SOURCE MATERIAL Block Start
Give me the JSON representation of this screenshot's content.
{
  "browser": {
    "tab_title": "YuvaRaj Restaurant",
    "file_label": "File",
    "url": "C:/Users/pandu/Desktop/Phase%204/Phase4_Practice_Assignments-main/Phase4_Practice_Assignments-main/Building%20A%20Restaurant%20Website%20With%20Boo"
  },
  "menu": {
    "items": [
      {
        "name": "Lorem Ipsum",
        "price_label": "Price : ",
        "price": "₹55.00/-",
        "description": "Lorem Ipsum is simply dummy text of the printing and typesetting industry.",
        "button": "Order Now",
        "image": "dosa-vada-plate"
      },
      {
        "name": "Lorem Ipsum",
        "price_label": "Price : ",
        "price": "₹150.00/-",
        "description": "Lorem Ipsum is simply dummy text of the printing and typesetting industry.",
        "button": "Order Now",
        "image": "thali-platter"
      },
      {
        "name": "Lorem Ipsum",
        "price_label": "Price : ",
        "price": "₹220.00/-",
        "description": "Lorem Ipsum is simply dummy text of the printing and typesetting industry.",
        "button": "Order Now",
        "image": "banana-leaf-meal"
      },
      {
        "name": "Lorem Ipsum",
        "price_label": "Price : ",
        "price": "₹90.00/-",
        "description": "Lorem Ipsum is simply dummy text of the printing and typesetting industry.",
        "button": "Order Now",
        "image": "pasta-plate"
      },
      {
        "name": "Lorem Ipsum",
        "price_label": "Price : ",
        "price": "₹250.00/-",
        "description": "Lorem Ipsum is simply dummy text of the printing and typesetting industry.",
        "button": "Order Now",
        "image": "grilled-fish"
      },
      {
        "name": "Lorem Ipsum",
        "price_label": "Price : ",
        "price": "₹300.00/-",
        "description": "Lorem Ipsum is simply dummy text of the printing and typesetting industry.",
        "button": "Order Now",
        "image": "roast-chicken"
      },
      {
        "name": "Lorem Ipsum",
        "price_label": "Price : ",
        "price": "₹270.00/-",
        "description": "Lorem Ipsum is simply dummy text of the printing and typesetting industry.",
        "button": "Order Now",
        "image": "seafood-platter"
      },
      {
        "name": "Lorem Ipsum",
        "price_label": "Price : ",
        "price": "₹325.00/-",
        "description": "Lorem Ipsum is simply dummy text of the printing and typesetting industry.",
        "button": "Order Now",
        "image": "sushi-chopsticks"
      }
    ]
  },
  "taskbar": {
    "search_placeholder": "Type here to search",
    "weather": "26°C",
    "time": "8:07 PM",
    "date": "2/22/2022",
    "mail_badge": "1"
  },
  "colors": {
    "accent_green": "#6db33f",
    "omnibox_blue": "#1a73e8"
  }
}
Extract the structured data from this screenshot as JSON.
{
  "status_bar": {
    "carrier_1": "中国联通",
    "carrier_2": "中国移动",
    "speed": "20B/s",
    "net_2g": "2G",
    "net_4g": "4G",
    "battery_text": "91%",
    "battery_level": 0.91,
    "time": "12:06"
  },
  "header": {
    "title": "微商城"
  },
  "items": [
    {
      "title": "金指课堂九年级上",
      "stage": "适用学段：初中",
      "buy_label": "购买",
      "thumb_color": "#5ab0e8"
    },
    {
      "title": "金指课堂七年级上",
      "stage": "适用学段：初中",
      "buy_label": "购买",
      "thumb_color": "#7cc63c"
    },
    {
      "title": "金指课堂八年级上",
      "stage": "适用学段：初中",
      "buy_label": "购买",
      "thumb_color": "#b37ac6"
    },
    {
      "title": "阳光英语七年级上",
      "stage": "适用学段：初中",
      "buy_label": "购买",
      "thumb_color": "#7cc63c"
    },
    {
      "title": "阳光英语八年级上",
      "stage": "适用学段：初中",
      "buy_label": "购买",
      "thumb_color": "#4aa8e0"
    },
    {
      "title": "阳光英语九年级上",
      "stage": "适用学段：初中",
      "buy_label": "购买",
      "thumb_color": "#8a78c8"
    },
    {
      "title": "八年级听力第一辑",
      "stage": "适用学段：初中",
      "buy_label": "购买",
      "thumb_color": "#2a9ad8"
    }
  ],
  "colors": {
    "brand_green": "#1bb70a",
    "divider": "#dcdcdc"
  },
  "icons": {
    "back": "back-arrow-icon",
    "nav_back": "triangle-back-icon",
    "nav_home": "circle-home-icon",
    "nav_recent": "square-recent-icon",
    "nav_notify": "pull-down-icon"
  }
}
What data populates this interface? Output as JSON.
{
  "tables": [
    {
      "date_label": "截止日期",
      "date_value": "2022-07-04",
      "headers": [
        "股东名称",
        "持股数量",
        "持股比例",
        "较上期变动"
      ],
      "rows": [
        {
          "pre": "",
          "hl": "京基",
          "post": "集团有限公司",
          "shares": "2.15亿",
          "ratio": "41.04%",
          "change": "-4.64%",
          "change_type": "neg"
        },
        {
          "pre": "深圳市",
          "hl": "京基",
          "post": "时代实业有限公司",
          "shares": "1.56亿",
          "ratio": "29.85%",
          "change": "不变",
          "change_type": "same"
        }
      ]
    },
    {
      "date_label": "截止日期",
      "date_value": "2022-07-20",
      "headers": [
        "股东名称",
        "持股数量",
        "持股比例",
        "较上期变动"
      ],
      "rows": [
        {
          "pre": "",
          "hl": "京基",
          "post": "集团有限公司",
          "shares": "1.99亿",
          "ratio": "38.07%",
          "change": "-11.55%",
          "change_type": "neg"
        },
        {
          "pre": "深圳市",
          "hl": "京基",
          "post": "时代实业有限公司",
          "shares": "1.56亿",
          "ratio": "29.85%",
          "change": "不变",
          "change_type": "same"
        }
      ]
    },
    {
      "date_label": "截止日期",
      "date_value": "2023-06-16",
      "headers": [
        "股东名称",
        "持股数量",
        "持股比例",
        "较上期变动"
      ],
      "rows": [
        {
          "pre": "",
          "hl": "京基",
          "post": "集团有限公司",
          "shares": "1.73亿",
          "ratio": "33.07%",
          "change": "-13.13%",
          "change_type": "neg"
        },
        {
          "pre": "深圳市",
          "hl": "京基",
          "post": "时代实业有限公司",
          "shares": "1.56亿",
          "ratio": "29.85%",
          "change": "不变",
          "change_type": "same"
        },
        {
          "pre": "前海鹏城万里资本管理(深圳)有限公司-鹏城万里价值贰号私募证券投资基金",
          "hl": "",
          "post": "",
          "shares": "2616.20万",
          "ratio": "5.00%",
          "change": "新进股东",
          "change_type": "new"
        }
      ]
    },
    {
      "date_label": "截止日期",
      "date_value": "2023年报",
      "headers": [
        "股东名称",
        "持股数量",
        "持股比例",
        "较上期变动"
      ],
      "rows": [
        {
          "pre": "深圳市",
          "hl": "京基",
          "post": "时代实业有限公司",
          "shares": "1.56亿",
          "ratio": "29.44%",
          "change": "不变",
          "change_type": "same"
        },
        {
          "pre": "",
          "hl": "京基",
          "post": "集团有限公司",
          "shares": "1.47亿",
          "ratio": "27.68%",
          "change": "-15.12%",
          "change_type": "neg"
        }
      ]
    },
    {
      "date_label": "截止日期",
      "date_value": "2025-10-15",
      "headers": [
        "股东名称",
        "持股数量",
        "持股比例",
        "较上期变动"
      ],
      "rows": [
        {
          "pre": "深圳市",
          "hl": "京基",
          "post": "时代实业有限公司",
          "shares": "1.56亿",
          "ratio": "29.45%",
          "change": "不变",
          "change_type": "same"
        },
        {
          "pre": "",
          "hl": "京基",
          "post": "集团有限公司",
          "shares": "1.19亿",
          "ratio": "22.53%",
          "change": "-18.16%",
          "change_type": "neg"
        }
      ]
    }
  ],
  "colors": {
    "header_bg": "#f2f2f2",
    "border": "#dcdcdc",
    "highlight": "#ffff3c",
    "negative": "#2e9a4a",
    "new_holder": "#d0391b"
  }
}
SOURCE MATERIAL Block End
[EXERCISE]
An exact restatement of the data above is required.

[ANSWER TO THE EXERCISE]
Give me the JSON representation of this screenshot's content.
{
  "browser": {
    "tab_title": "YuvaRaj Restaurant",
    "file_label": "File",
    "url": "C:/Users/pandu/Desktop/Phase%204/Phase4_Practice_Assignments-main/Phase4_Practice_Assignments-main/Building%20A%20Restaurant%20Website%20With%20Boo"
  },
  "menu": {
    "items": [
      {
        "name": "Lorem Ipsum",
        "price_label": "Price : ",
        "price": "₹55.00/-",
        "description": "Lorem Ipsum is simply dummy text of the printing and typesetting industry.",
        "button": "Order Now",
        "image": "dosa-vada-plate"
      },
      {
        "name": "Lorem Ipsum",
        "price_label": "Price : ",
        "price": "₹150.00/-",
        "description": "Lorem Ipsum is simply dummy text of the printing and typesetting industry.",
        "button": "Order Now",
        "image": "thali-platter"
      },
      {
        "name": "Lorem Ipsum",
        "price_label": "Price : ",
        "price": "₹220.00/-",
        "description": "Lorem Ipsum is simply dummy text of the printing and typesetting industry.",
        "button": "Order Now",
        "image": "banana-leaf-meal"
      },
      {
        "name": "Lorem Ipsum",
        "price_label": "Price : ",
        "price": "₹90.00/-",
        "description": "Lorem Ipsum is simply dummy text of the printing and typesetting industry.",
        "button": "Order Now",
        "image": "pasta-plate"
      },
      {
        "name": "Lorem Ipsum",
        "price_label": "Price : ",
        "price": "₹250.00/-",
        "description": "Lorem Ipsum is simply dummy text of the printing and typesetting industry.",
        "button": "Order Now",
        "image": "grilled-fish"
      },
      {
        "name": "Lorem Ipsum",
        "price_label": "Price : ",
        "price": "₹300.00/-",
        "description": "Lorem Ipsum is simply dummy text of the printing and typesetting industry.",
        "button": "Order Now",
        "image": "roast-chicken"
      },
      {
        "name": "Lorem Ipsum",
        "price_label": "Price : ",
        "price": "₹270.00/-",
        "description": "Lorem Ipsum is simply dummy text of the printing and typesetting industry.",
        "button": "Order Now",
        "image": "seafood-platter"
      },
      {
        "name": "Lorem Ipsum",
        "price_label": "Price : ",
        "price": "₹325.00/-",
        "description": "Lorem Ipsum is simply dummy text of the printing and typesetting industry.",
        "button": "Order Now",
        "image": "sushi-chopsticks"
      }
    ]
  },
  "taskbar": {
    "search_placeholder": "Type here to search",
    "weather": "26°C",
    "time": "8:07 PM",
    "date": "2/22/2022",
    "mail_badge": "1"
  },
  "colors": {
    "accent_green": "#6db33f",
    "omnibox_blue": "#1a73e8"
  }
}
Extract the structured data from this screenshot as JSON.
{
  "status_bar": {
    "carrier_1": "中国联通",
    "carrier_2": "中国移动",
    "speed": "20B/s",
    "net_2g": "2G",
    "net_4g": "4G",
    "battery_text": "91%",
    "battery_level": 0.91,
    "time": "12:06"
  },
  "header": {
    "title": "微商城"
  },
  "items": [
    {
      "title": "金指课堂九年级上",
      "stage": "适用学段：初中",
      "buy_label": "购买",
      "thumb_color": "#5ab0e8"
    },
    {
      "title": "金指课堂七年级上",
      "stage": "适用学段：初中",
      "buy_label": "购买",
      "thumb_color": "#7cc63c"
    },
    {
      "title": "金指课堂八年级上",
      "stage": "适用学段：初中",
      "buy_label": "购买",
      "thumb_color": "#b37ac6"
    },
    {
      "title": "阳光英语七年级上",
      "stage": "适用学段：初中",
      "buy_label": "购买",
      "thumb_color": "#7cc63c"
    },
    {
      "title": "阳光英语八年级上",
      "stage": "适用学段：初中",
      "buy_label": "购买",
      "thumb_color": "#4aa8e0"
    },
    {
      "title": "阳光英语九年级上",
      "stage": "适用学段：初中",
      "buy_label": "购买",
      "thumb_color": "#8a78c8"
    },
    {
      "title": "八年级听力第一辑",
      "stage": "适用学段：初中",
      "buy_label": "购买",
      "thumb_color": "#2a9ad8"
    }
  ],
  "colors": {
    "brand_green": "#1bb70a",
    "divider": "#dcdcdc"
  },
  "icons": {
    "back": "back-arrow-icon",
    "nav_back": "triangle-back-icon",
    "nav_home": "circle-home-icon",
    "nav_recent": "square-recent-icon",
    "nav_notify": "pull-down-icon"
  }
}
What data populates this interface? Output as JSON.
{
  "tables": [
    {
      "date_label": "截止日期",
      "date_value": "2022-07-04",
      "headers": [
        "股东名称",
        "持股数量",
        "持股比例",
        "较上期变动"
      ],
      "rows": [
        {
          "pre": "",
          "hl": "京基",
          "post": "集团有限公司",
          "shares": "2.15亿",
          "ratio": "41.04%",
          "change": "-4.64%",
          "change_type": "neg"
        },
        {
          "pre": "深圳市",
          "hl": "京基",
          "post": "时代实业有限公司",
          "shares": "1.56亿",
          "ratio": "29.85%",
          "change": "不变",
          "change_type": "same"
        }
      ]
    },
    {
      "date_label": "截止日期",
      "date_value": "2022-07-20",
      "headers": [
        "股东名称",
        "持股数量",
        "持股比例",
        "较上期变动"
      ],
      "rows": [
        {
          "pre": "",
          "hl": "京基",
          "post": "集团有限公司",
          "shares": "1.99亿",
          "ratio": "38.07%",
          "change": "-11.55%",
          "change_type": "neg"
        },
        {
          "pre": "深圳市",
          "hl": "京基",
          "post": "时代实业有限公司",
          "shares": "1.56亿",
          "ratio": "29.85%",
          "change": "不变",
          "change_type": "same"
        }
      ]
    },
    {
      "date_label": "截止日期",
      "date_value": "2023-06-16",
      "headers": [
        "股东名称",
        "持股数量",
        "持股比例",
        "较上期变动"
      ],
      "rows": [
        {
          "pre": "",
          "hl": "京基",
          "post": "集团有限公司",
          "shares": "1.73亿",
          "ratio": "33.07%",
          "change": "-13.13%",
          "change_type": "neg"
        },
        {
          "pre": "深圳市",
          "hl": "京基",
          "post": "时代实业有限公司",
          "shares": "1.56亿",
          "ratio": "29.85%",
          "change": "不变",
          "change_type": "same"
        },
        {
          "pre": "前海鹏城万里资本管理(深圳)有限公司-鹏城万里价值贰号私募证券投资基金",
          "hl": "",
          "post": "",
          "shares": "2616.20万",
          "ratio": "5.00%",
          "change": "新进股东",
          "change_type": "new"
        }
      ]
    },
    {
      "date_label": "截止日期",
      "date_value": "2023年报",
      "headers": [
        "股东名称",
        "持股数量",
        "持股比例",
        "较上期变动"
      ],
      "rows": [
        {
          "pre": "深圳市",
          "hl": "京基",
          "post": "时代实业有限公司",
          "shares": "1.56亿",
          "ratio": "29.44%",
          "change": "不变",
          "change_type": "same"
        },
        {
          "pre": "",
          "hl": "京基",
          "post": "集团有限公司",
          "shares": "1.47亿",
          "ratio": "27.68%",
          "change": "-15.12%",
          "change_type": "neg"
        }
      ]
    },
    {
      "date_label": "截止日期",
      "date_value": "2025-10-15",
      "headers": [
        "股东名称",
        "持股数量",
        "持股比例",
        "较上期变动"
      ],
      "rows": [
        {
          "pre": "深圳市",
          "hl": "京基",
          "post": "时代实业有限公司",
          "shares": "1.56亿",
          "ratio": "29.45%",
          "change": "不变",
          "change_type": "same"
        },
        {
          "pre": "",
          "hl": "京基",
          "post": "集团有限公司",
          "shares": "1.19亿",
          "ratio": "22.53%",
          "change": "-18.16%",
          "change_type": "neg"
        }
      ]
    }
  ],
  "colors": {
    "header_bg": "#f2f2f2",
    "border": "#dcdcdc",
    "highlight": "#ffff3c",
    "negative": "#2e9a4a",
    "new_holder": "#d0391b"
  }
}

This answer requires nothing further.